The essays in this volume unite analysis and practice in exploring both the conflict in Northern Ireland and the internationally applicable counter-terrorism lessons which can be drawn from the response to it. The contributors, all specialists in their fields, make a theoretical analysis of the underlying causes of terrorism, and explore how this interacts with the development of effective operations and policy responses. The book emphasises the socio-economic and socio-cultural dimensions underlying the problem of terrorism, arguing that short-term, violent/military responses can in fact exacerbate the problem. It highlights the complexity of terrorism as a social phenomenon, and outlines the multi-faceted approach needed to combat it.

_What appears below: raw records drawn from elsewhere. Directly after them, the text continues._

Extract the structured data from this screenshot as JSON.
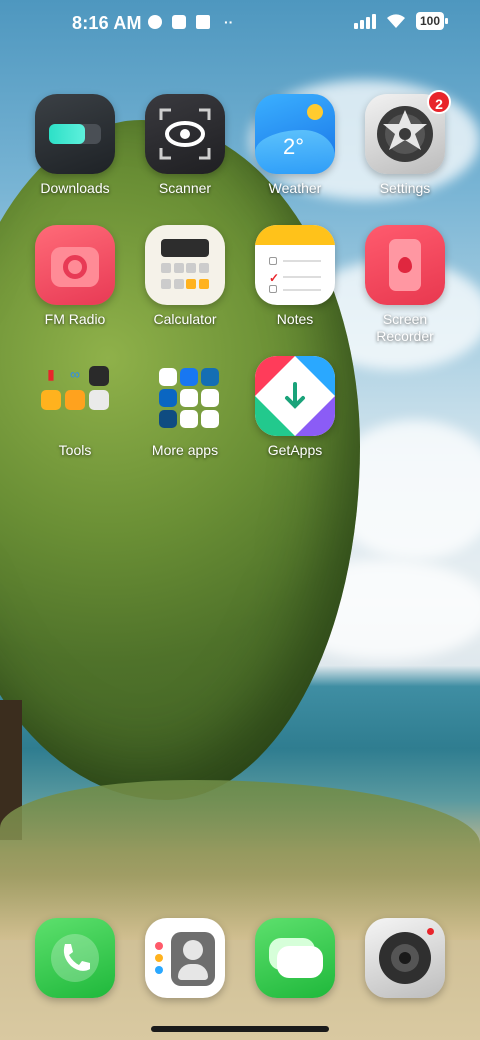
{
  "status_bar": {
    "time": "8:16 AM",
    "battery": "100",
    "notification_icons": [
      "vpn-icon",
      "image-icon",
      "upload-icon"
    ],
    "more_indicator": "··"
  },
  "apps": {
    "downloads": {
      "label": "Downloads",
      "color": "#2b2f33"
    },
    "scanner": {
      "label": "Scanner",
      "color": "#2a2a2e"
    },
    "weather": {
      "label": "Weather",
      "temp": "2°",
      "color": "#1e90ff"
    },
    "settings": {
      "label": "Settings",
      "badge": "2",
      "color": "#d9d9d9"
    },
    "fm_radio": {
      "label": "FM Radio",
      "color": "#f0475a"
    },
    "calculator": {
      "label": "Calculator",
      "color": "#f4f1e8"
    },
    "notes": {
      "label": "Notes",
      "color": "#ffffff"
    },
    "screen_recorder": {
      "label": "Screen Recorder",
      "color": "#f0475a"
    },
    "tools": {
      "label": "Tools"
    },
    "more_apps": {
      "label": "More apps"
    },
    "getapps": {
      "label": "GetApps"
    }
  },
  "dock": {
    "phone": {
      "color": "#35c94f"
    },
    "contacts": {
      "color": "#ffffff"
    },
    "messages": {
      "color": "#35c94f"
    },
    "camera": {
      "color": "#e6e6e6"
    }
  }
}
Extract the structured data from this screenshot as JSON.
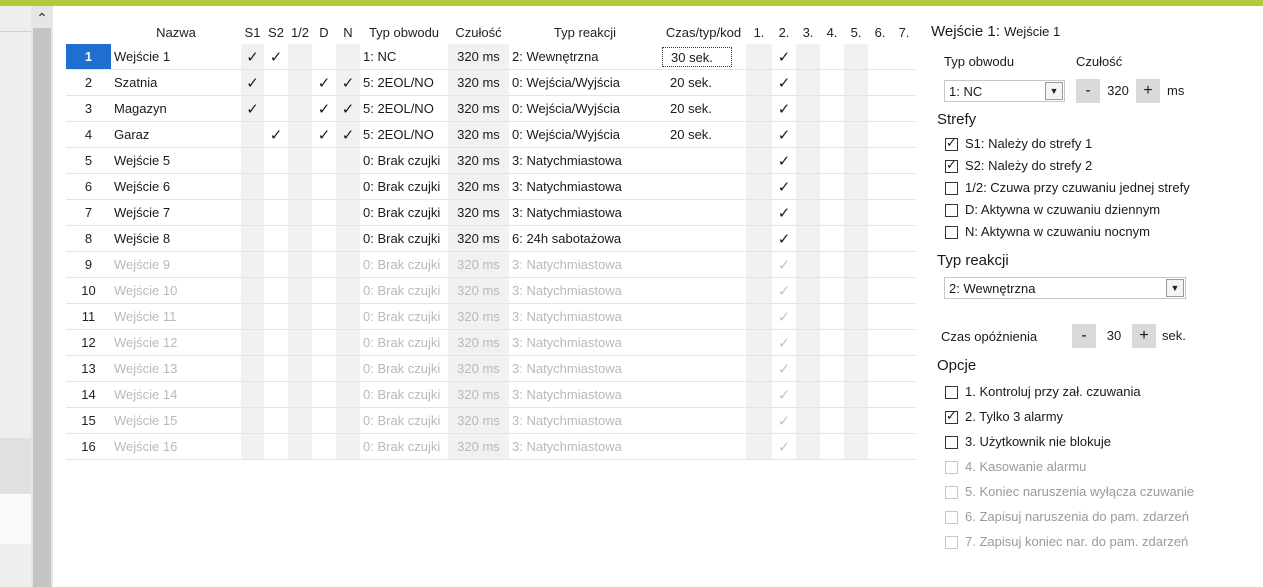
{
  "columns": [
    "Nazwa",
    "S1",
    "S2",
    "1/2",
    "D",
    "N",
    "Typ obwodu",
    "Czułość",
    "Typ reakcji",
    "Czas/typ/kod",
    "1.",
    "2.",
    "3.",
    "4.",
    "5.",
    "6.",
    "7."
  ],
  "check_glyph": "✓",
  "rows": [
    {
      "num": "1",
      "name": "Wejście  1",
      "s1": true,
      "s2": true,
      "half": false,
      "d": false,
      "n": false,
      "typ": "1: NC",
      "czulosc": "320 ms",
      "reakcja": "2: Wewnętrzna",
      "czas": "30 sek.",
      "o2": true,
      "dim": false,
      "active": true
    },
    {
      "num": "2",
      "name": "Szatnia",
      "s1": true,
      "s2": false,
      "half": false,
      "d": true,
      "n": true,
      "typ": "5: 2EOL/NO",
      "czulosc": "320 ms",
      "reakcja": "0: Wejścia/Wyjścia",
      "czas": "20 sek.",
      "o2": true,
      "dim": false,
      "active": false
    },
    {
      "num": "3",
      "name": "Magazyn",
      "s1": true,
      "s2": false,
      "half": false,
      "d": true,
      "n": true,
      "typ": "5: 2EOL/NO",
      "czulosc": "320 ms",
      "reakcja": "0: Wejścia/Wyjścia",
      "czas": "20 sek.",
      "o2": true,
      "dim": false,
      "active": false
    },
    {
      "num": "4",
      "name": "Garaz",
      "s1": false,
      "s2": true,
      "half": false,
      "d": true,
      "n": true,
      "typ": "5: 2EOL/NO",
      "czulosc": "320 ms",
      "reakcja": "0: Wejścia/Wyjścia",
      "czas": "20 sek.",
      "o2": true,
      "dim": false,
      "active": false
    },
    {
      "num": "5",
      "name": "Wejście  5",
      "s1": false,
      "s2": false,
      "half": false,
      "d": false,
      "n": false,
      "typ": "0: Brak czujki",
      "czulosc": "320 ms",
      "reakcja": "3: Natychmiastowa",
      "czas": "",
      "o2": true,
      "dim": false,
      "active": false
    },
    {
      "num": "6",
      "name": "Wejście  6",
      "s1": false,
      "s2": false,
      "half": false,
      "d": false,
      "n": false,
      "typ": "0: Brak czujki",
      "czulosc": "320 ms",
      "reakcja": "3: Natychmiastowa",
      "czas": "",
      "o2": true,
      "dim": false,
      "active": false
    },
    {
      "num": "7",
      "name": "Wejście  7",
      "s1": false,
      "s2": false,
      "half": false,
      "d": false,
      "n": false,
      "typ": "0: Brak czujki",
      "czulosc": "320 ms",
      "reakcja": "3: Natychmiastowa",
      "czas": "",
      "o2": true,
      "dim": false,
      "active": false
    },
    {
      "num": "8",
      "name": "Wejście  8",
      "s1": false,
      "s2": false,
      "half": false,
      "d": false,
      "n": false,
      "typ": "0: Brak czujki",
      "czulosc": "320 ms",
      "reakcja": "6: 24h sabotażowa",
      "czas": "",
      "o2": true,
      "dim": false,
      "active": false
    },
    {
      "num": "9",
      "name": "Wejście  9",
      "s1": false,
      "s2": false,
      "half": false,
      "d": false,
      "n": false,
      "typ": "0: Brak czujki",
      "czulosc": "320 ms",
      "reakcja": "3: Natychmiastowa",
      "czas": "",
      "o2": true,
      "dim": true,
      "active": false
    },
    {
      "num": "10",
      "name": "Wejście 10",
      "s1": false,
      "s2": false,
      "half": false,
      "d": false,
      "n": false,
      "typ": "0: Brak czujki",
      "czulosc": "320 ms",
      "reakcja": "3: Natychmiastowa",
      "czas": "",
      "o2": true,
      "dim": true,
      "active": false
    },
    {
      "num": "11",
      "name": "Wejście 11",
      "s1": false,
      "s2": false,
      "half": false,
      "d": false,
      "n": false,
      "typ": "0: Brak czujki",
      "czulosc": "320 ms",
      "reakcja": "3: Natychmiastowa",
      "czas": "",
      "o2": true,
      "dim": true,
      "active": false
    },
    {
      "num": "12",
      "name": "Wejście 12",
      "s1": false,
      "s2": false,
      "half": false,
      "d": false,
      "n": false,
      "typ": "0: Brak czujki",
      "czulosc": "320 ms",
      "reakcja": "3: Natychmiastowa",
      "czas": "",
      "o2": true,
      "dim": true,
      "active": false
    },
    {
      "num": "13",
      "name": "Wejście 13",
      "s1": false,
      "s2": false,
      "half": false,
      "d": false,
      "n": false,
      "typ": "0: Brak czujki",
      "czulosc": "320 ms",
      "reakcja": "3: Natychmiastowa",
      "czas": "",
      "o2": true,
      "dim": true,
      "active": false
    },
    {
      "num": "14",
      "name": "Wejście 14",
      "s1": false,
      "s2": false,
      "half": false,
      "d": false,
      "n": false,
      "typ": "0: Brak czujki",
      "czulosc": "320 ms",
      "reakcja": "3: Natychmiastowa",
      "czas": "",
      "o2": true,
      "dim": true,
      "active": false
    },
    {
      "num": "15",
      "name": "Wejście 15",
      "s1": false,
      "s2": false,
      "half": false,
      "d": false,
      "n": false,
      "typ": "0: Brak czujki",
      "czulosc": "320 ms",
      "reakcja": "3: Natychmiastowa",
      "czas": "",
      "o2": true,
      "dim": true,
      "active": false
    },
    {
      "num": "16",
      "name": "Wejście 16",
      "s1": false,
      "s2": false,
      "half": false,
      "d": false,
      "n": false,
      "typ": "0: Brak czujki",
      "czulosc": "320 ms",
      "reakcja": "3: Natychmiastowa",
      "czas": "",
      "o2": true,
      "dim": true,
      "active": false
    }
  ],
  "panel": {
    "title_prefix": "Wejście 1:",
    "title_name": "Wejście  1",
    "typ_obwodu_label": "Typ obwodu",
    "typ_obwodu_value": "1: NC",
    "czulosc_label": "Czułość",
    "czulosc_value": "320",
    "czulosc_unit": "ms",
    "minus": "-",
    "plus": "+",
    "strefy_label": "Strefy",
    "strefy": [
      {
        "label": "S1: Należy do strefy 1",
        "checked": true
      },
      {
        "label": "S2: Należy do strefy 2",
        "checked": true
      },
      {
        "label": "1/2: Czuwa przy czuwaniu jednej strefy",
        "checked": false
      },
      {
        "label": "D: Aktywna w czuwaniu dziennym",
        "checked": false
      },
      {
        "label": "N: Aktywna w czuwaniu nocnym",
        "checked": false
      }
    ],
    "typ_reakcji_label": "Typ reakcji",
    "typ_reakcji_value": "2: Wewnętrzna",
    "czas_label": "Czas opóźnienia",
    "czas_value": "30",
    "czas_unit": "sek.",
    "opcje_label": "Opcje",
    "opcje": [
      {
        "label": "1. Kontroluj przy zał. czuwania",
        "checked": false,
        "disabled": false
      },
      {
        "label": "2. Tylko 3 alarmy",
        "checked": true,
        "disabled": false
      },
      {
        "label": "3. Użytkownik nie blokuje",
        "checked": false,
        "disabled": false
      },
      {
        "label": "4. Kasowanie alarmu",
        "checked": false,
        "disabled": true
      },
      {
        "label": "5. Koniec naruszenia wyłącza czuwanie",
        "checked": false,
        "disabled": true
      },
      {
        "label": "6. Zapisuj naruszenia do pam. zdarzeń",
        "checked": false,
        "disabled": true
      },
      {
        "label": "7. Zapisuj koniec nar. do pam. zdarzeń",
        "checked": false,
        "disabled": true
      }
    ]
  }
}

Table of Contents
1. Introduction James Dingley 2. Northern Ireland and the Troubles James Dingley 3. The Rise of the Paramilitaries Peter Neumann 4. Terrorist Strategy and Tactics James Dingley 5. Terrorist Groups and Their Political Fronts Anthony Richards 6. Terrorist Weapons and Technology John Allison 7. Organised Crime and Racketeering Chris Ryder 8. The Government’s Response Peter Neumann 9. The Legal Response Austen Morgan 10. The Police Response Neil Southern 11. The Military Response Sir Alistair Irwin and Mike Mahoney 12. The Provisional IRA and the Irish Republic John Horgan 13. How Significant was International Influence in the Northern Ireland Peace Process? Paul Wilkinson 14. The War Continues? Combating the paramilitaries and the Role of the British Army After the Belfast Agreement Christopher Bass and M L R Smith 15. Conclusion James Forrest
James Dingley is a sociologist and freelance lecturer and writer on terrorism and conflict. He has a PhD in Political Sociology from London University.